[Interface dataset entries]
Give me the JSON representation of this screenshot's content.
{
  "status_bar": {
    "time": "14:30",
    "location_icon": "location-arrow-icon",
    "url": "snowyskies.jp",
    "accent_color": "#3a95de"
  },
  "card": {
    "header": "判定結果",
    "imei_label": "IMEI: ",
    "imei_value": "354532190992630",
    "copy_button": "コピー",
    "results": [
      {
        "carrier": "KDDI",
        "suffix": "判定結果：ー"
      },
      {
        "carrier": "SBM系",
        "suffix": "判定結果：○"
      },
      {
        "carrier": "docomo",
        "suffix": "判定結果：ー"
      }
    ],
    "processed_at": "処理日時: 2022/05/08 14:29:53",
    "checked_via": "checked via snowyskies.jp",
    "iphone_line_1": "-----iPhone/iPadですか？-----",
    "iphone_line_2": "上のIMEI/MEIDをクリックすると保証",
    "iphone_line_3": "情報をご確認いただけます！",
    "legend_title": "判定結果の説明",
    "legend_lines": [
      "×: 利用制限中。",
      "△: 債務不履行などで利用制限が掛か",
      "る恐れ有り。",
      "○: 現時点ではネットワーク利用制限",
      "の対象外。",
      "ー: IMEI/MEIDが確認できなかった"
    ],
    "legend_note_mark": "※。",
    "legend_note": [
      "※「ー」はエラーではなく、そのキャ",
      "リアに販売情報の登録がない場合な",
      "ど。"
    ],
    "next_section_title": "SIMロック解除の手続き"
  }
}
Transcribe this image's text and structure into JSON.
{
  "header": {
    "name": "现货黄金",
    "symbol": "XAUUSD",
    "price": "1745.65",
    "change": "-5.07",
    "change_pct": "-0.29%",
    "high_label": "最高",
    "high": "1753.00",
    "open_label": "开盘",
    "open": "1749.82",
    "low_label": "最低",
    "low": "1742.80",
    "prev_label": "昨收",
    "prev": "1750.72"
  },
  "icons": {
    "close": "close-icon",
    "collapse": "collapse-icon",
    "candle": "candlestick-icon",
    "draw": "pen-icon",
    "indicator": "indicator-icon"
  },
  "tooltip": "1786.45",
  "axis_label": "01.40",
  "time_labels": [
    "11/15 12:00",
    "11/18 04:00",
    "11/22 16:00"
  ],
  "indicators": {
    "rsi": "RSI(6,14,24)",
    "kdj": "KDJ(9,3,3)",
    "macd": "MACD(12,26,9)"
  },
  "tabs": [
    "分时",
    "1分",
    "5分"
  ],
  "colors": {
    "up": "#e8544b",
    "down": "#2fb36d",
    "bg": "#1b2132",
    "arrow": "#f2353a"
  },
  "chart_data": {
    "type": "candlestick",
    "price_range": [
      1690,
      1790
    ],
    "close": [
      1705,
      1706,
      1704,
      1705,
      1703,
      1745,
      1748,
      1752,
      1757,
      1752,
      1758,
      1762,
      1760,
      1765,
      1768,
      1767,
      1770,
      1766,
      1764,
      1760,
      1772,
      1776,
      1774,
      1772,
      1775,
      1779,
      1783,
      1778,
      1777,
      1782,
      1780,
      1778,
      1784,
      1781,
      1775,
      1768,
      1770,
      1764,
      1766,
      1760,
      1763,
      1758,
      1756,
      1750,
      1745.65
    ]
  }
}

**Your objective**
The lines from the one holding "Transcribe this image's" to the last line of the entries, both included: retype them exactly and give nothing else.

**Worked solution**
Transcribe this image's text and structure into JSON.
{
  "header": {
    "name": "现货黄金",
    "symbol": "XAUUSD",
    "price": "1745.65",
    "change": "-5.07",
    "change_pct": "-0.29%",
    "high_label": "最高",
    "high": "1753.00",
    "open_label": "开盘",
    "open": "1749.82",
    "low_label": "最低",
    "low": "1742.80",
    "prev_label": "昨收",
    "prev": "1750.72"
  },
  "icons": {
    "close": "close-icon",
    "collapse": "collapse-icon",
    "candle": "candlestick-icon",
    "draw": "pen-icon",
    "indicator": "indicator-icon"
  },
  "tooltip": "1786.45",
  "axis_label": "01.40",
  "time_labels": [
    "11/15 12:00",
    "11/18 04:00",
    "11/22 16:00"
  ],
  "indicators": {
    "rsi": "RSI(6,14,24)",
    "kdj": "KDJ(9,3,3)",
    "macd": "MACD(12,26,9)"
  },
  "tabs": [
    "分时",
    "1分",
    "5分"
  ],
  "colors": {
    "up": "#e8544b",
    "down": "#2fb36d",
    "bg": "#1b2132",
    "arrow": "#f2353a"
  },
  "chart_data": {
    "type": "candlestick",
    "price_range": [
      1690,
      1790
    ],
    "close": [
      1705,
      1706,
      1704,
      1705,
      1703,
      1745,
      1748,
      1752,
      1757,
      1752,
      1758,
      1762,
      1760,
      1765,
      1768,
      1767,
      1770,
      1766,
      1764,
      1760,
      1772,
      1776,
      1774,
      1772,
      1775,
      1779,
      1783,
      1778,
      1777,
      1782,
      1780,
      1778,
      1784,
      1781,
      1775,
      1768,
      1770,
      1764,
      1766,
      1760,
      1763,
      1758,
      1756,
      1750,
      1745.65
    ]
  }
}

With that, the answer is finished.